++++ Task inputs

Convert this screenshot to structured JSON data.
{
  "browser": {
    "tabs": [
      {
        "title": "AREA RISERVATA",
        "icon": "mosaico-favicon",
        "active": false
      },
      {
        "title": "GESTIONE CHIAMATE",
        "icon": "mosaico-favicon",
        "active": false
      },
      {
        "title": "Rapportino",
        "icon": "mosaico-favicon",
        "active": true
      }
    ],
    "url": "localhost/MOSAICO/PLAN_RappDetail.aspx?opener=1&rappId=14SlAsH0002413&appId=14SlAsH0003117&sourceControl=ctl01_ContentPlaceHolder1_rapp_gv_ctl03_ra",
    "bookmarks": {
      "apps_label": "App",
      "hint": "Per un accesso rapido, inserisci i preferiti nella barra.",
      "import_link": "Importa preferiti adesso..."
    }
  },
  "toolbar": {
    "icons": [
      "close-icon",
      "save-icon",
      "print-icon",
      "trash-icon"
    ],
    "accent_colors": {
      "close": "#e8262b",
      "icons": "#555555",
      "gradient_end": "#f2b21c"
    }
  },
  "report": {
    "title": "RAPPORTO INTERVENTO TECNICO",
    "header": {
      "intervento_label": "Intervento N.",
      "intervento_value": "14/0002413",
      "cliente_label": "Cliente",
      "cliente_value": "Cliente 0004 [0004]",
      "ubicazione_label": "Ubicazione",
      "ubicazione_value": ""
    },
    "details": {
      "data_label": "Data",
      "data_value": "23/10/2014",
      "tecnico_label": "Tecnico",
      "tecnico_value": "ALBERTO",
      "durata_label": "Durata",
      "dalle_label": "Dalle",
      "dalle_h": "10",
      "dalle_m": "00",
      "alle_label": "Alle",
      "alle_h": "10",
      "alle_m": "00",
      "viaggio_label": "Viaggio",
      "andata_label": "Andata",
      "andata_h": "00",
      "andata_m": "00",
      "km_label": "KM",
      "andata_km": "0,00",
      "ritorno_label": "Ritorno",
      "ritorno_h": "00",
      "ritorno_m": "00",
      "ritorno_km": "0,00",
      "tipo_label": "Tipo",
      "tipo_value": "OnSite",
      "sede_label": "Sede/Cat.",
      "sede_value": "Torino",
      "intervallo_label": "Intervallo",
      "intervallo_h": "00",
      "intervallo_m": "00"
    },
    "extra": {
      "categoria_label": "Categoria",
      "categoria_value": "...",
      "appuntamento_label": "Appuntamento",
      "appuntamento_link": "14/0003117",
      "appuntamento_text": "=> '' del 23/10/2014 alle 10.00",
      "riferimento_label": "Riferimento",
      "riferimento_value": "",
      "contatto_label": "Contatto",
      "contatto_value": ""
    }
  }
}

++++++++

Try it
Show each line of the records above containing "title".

Response to the task
        "title": "AREA RISERVATA",
        "title": "GESTIONE CHIAMATE",
        "title": "Rapportino",
    "title": "RAPPORTO INTERVENTO TECNICO",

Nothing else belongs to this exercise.